Such strong feelings about free speech certainly do not make Richardson’s life easier, quite the opposite. She describes the press, in her view, twisting her words as “the part of my job that I least like. I’ve been astounded by the frequency with which words have been put in my mouth, then I’ve been pilloried for saying them.

“It’s frankly horrible when views that you don’t hold, have never held, and are antithetical to anything you’ve ever stood for, are attributed to you.”

The recent public debate over pay is one of those issues where she feels hard done by. After a speech in London she describes how she later saw a newspaper with the headline, ‘Oxford VC Accuses Minister of Pay Lies’. “I never mentioned the minister, and I never mentioned pay lies.”

That said, she does not hold back discussing pay: “I feel absolutely convinced that it is going to be harder for British universities to recruit university leadership from overseas as a result of all this public pillorying of academics for being overpaid”.

The debate seems to be moving in a new direction.
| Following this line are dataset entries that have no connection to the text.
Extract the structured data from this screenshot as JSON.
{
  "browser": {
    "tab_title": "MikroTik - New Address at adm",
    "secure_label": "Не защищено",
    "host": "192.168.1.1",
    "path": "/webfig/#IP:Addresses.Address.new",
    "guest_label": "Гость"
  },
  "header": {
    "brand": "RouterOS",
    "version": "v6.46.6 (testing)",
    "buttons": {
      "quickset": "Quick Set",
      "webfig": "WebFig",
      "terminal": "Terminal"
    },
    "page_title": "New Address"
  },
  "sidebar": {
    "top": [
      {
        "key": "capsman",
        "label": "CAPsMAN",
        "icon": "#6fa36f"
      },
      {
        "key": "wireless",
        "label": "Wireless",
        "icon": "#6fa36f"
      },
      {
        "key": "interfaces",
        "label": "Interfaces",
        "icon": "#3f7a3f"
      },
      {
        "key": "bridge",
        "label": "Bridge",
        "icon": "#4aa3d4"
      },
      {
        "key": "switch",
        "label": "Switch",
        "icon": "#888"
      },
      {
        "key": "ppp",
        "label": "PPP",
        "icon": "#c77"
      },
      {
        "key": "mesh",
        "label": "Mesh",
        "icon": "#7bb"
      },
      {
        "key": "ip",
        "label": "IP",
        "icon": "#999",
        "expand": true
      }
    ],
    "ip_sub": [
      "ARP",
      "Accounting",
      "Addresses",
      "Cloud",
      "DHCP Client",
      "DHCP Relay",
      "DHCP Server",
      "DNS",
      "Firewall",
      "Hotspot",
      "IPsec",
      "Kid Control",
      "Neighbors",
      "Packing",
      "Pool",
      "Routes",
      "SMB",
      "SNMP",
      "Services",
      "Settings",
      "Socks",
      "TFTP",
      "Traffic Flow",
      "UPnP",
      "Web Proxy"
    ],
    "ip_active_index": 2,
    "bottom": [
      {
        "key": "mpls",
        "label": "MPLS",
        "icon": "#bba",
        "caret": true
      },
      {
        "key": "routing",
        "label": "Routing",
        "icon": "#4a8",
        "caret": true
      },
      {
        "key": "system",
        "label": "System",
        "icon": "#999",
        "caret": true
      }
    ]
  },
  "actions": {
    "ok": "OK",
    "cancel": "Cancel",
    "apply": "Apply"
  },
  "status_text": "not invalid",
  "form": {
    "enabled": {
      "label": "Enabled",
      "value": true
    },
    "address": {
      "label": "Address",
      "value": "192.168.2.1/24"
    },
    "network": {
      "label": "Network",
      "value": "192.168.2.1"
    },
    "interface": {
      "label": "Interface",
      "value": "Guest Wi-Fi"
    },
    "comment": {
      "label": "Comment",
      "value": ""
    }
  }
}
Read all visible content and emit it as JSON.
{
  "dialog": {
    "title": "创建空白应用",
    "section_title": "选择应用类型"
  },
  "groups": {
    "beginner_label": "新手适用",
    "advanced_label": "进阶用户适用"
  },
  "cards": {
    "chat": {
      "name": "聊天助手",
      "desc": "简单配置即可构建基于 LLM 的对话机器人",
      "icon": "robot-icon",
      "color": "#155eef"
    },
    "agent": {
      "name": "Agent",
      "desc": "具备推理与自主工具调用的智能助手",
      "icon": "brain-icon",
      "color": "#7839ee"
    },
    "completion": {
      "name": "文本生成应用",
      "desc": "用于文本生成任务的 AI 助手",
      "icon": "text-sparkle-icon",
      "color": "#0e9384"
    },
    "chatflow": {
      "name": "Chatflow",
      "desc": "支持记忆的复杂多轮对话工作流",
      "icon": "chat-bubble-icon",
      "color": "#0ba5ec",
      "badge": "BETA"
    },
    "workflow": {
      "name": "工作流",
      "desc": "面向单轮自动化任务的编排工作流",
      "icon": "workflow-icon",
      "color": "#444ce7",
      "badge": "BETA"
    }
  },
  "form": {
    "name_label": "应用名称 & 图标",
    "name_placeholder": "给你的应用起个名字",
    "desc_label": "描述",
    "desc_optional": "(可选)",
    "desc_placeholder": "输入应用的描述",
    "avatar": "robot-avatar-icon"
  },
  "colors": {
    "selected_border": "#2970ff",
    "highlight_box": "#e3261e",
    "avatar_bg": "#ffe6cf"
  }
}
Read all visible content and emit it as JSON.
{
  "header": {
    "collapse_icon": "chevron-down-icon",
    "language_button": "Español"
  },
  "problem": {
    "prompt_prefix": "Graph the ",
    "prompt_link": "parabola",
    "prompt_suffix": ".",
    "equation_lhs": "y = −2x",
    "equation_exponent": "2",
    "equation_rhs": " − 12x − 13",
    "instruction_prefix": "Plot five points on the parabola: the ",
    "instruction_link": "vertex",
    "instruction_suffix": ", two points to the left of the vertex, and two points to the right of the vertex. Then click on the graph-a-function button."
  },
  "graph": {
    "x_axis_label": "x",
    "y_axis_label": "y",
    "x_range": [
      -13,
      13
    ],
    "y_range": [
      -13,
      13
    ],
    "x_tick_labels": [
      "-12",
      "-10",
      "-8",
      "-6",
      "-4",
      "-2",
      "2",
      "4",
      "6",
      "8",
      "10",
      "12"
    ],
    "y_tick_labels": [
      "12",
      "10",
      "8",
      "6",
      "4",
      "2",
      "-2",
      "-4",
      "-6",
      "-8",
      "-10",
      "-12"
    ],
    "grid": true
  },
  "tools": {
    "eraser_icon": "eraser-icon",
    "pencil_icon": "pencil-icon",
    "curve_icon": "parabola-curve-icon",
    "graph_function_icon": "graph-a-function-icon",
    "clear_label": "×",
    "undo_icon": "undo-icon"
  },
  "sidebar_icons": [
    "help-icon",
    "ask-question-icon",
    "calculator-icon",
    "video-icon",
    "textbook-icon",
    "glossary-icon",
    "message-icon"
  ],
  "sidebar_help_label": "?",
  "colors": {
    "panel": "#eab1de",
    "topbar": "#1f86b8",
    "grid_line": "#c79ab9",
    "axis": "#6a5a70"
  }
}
It was reported this week that vice chancellors at Russell Group universities were ‘lobbying’ for modern universities to bear the brunt of any cuts.

Richardson appears to support the line of argument: “At my university, with fees at £9,250, we just break even for home students. But some vice chancellors have admitted to me that teaching a student only costs them £5,000.” She tells me the reason Oxford cannot take the lead and reduce their fees is because “we subsidise every student to the tune of about £8000. So yes we could charge less but it would mean the money would have to come from someplace and we would have to cut something.”

Her ideal day is with her husband and kids, and a good book nearby. “The wonderful thing about fiction is that it takes you out of yourself, out of your world, and you occupy the mind and world of another.” She cannot get much time for reading however, saying she starts work at 7 am and finishing at 11pm seven days a week for weeks on end. Does she get burnt out? “It’s very exhausting and hugely exhilarating”.

Only 18 months into her job, and just beginning on a set of reforms to secure Oxford’s future, one feels there will be plenty more questions given straight answers, and plenty more clashes with the media ahead.